not are the three basic types of boolean operators that are present in math, programming, and database logic.
In other programming languages, you might have seen the concept of
and represented with
or, represented with
not represented by
!. The Python language is instead focused on readability. So we’ll use the english
and instead of trying to remember fancy symbols. Python still uses the
! expressions, but they’re used for bitwise operations.
You can use them to compare one (or more expressions) and determine if they evaluate to
Thankfully, you don’t have to be a computer scientist to understand them if you use this handy table.
||if a is False, then b, else a|
||if a is False, then a, else b|
||if a is false, then
a and b, if a is false, a is returned. Otherwise b is returned.
a and b are both
boolean values, the expression evaluates to
True if both a and b are
>>> a = True # a is True >>> b = True >>> a and b # True is returned. (value of b) True >>> a = False # a is False >>> b = True >>> a and b # False is returned. (value of a) False >>> a = False # a is False >>> b = False >>> a and b # False is returned. (value of a) False
Notice what happens when do the same thing to values that have a “truthiness” to them.

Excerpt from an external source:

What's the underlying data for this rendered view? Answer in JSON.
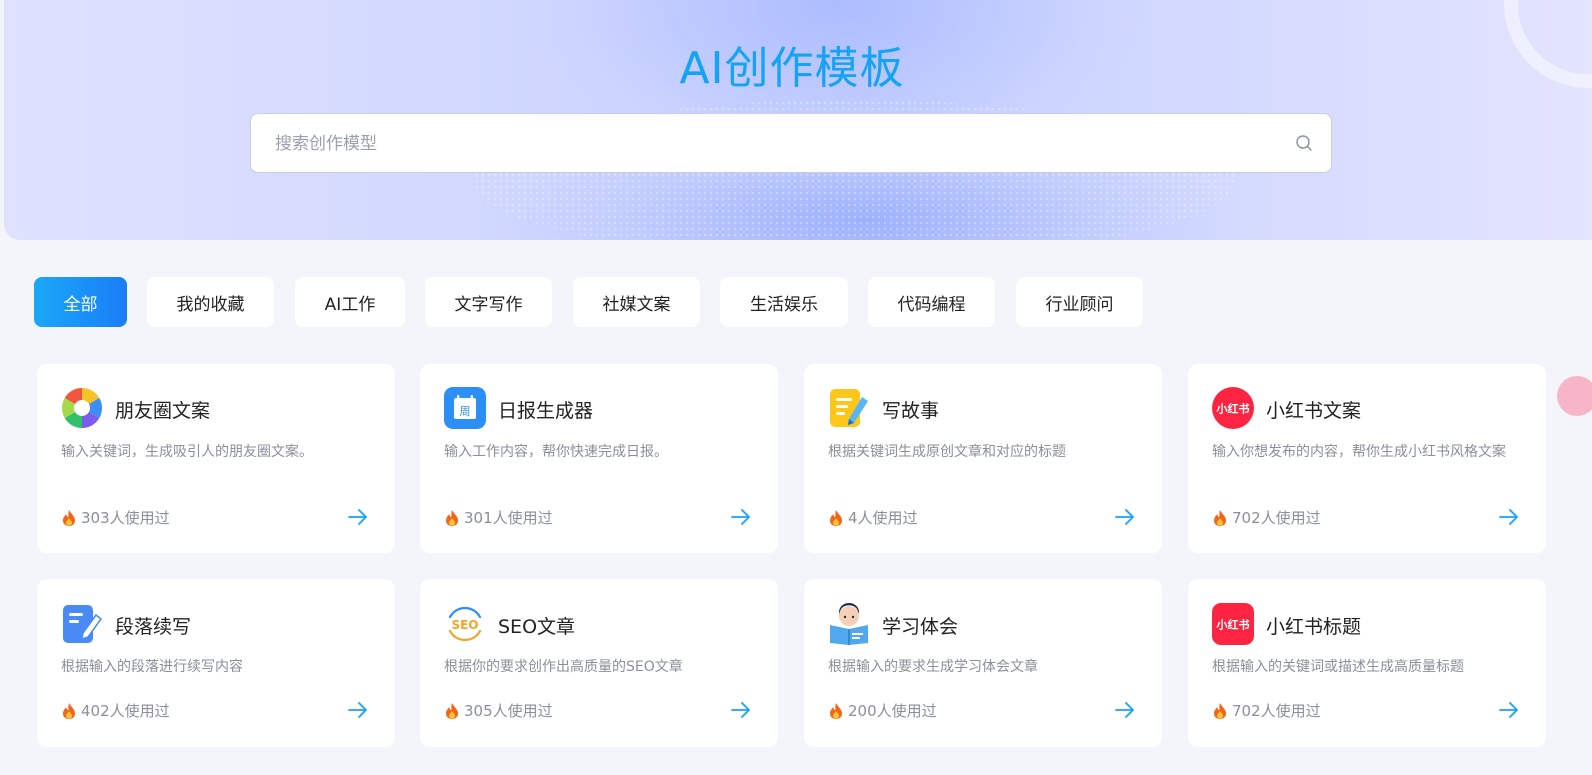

>>> bool(0) # Verify that zero is "falsey" False >>> bool(1) # Verify that one is "truthy" True >>> 0 and 1 # 0 is False. 0 is returned. 0
a or b, if a is false, b is returned. If a is true, a is returned.
a or b evaluates to
True if either (or both) of the expressions are true.
>>> a = True # a is true >>> b = True >>> a or b # True is returned (value of a) True >>> a = False # a is false >>> b = True >>> a or b # True is returned (value of b) True >>> 0 or 1 # 0 is false. Return 1. 1
not a reverses the
boolean value of
a. If it was true, it will return
False. If it was false, it will return
>>> a = True >>> not a # not returns the opposite. True -> False False >>> a = False >>> not a # not returns the opposite. False -> True True
And again, with numbers. Remember, zero is considered
False, any other number is considered
>>> bool(1) True >>> not 1 False >>> bool(0) False >>> not 0 True
When combining multiple boolean operators, you can add optional parenthesis for readability.
>>> a = True >>> b = True >>> c = False >>> a and (b or c) True
You can combine multiple operators to test complex assumptions. For example, to return
True only if both values are
False, we can use the
not negation operation on the result of an
>>> a = False >>> b = False >>> a or b # False because both are False. False >>> not (a or b) # True - checking if both are False. True
Remember, we learned that some values in Python are falsey like the number zero, and some are truthy like any number expect for zero.
It’s a little counter intuitive, but when we compare values other than
booleans, our code behaves a little differently.
||if x is false, then y, else x|
||if x is false, then x, else y|
Let’s see it in action. First, lets test our assumptions again.
>>> bool(0) # Truthiness of 0 is False False >>> bool(1) # Truthiness of 1 is True True >>> bool(None) # Truthiness of None type is False False >>> 1 or 0 # Returns 1, the True value 1 >>> 1 and 0 # Returns 0, the False value 0 >>> 0 or None # Neither are True. Returns nothing (None)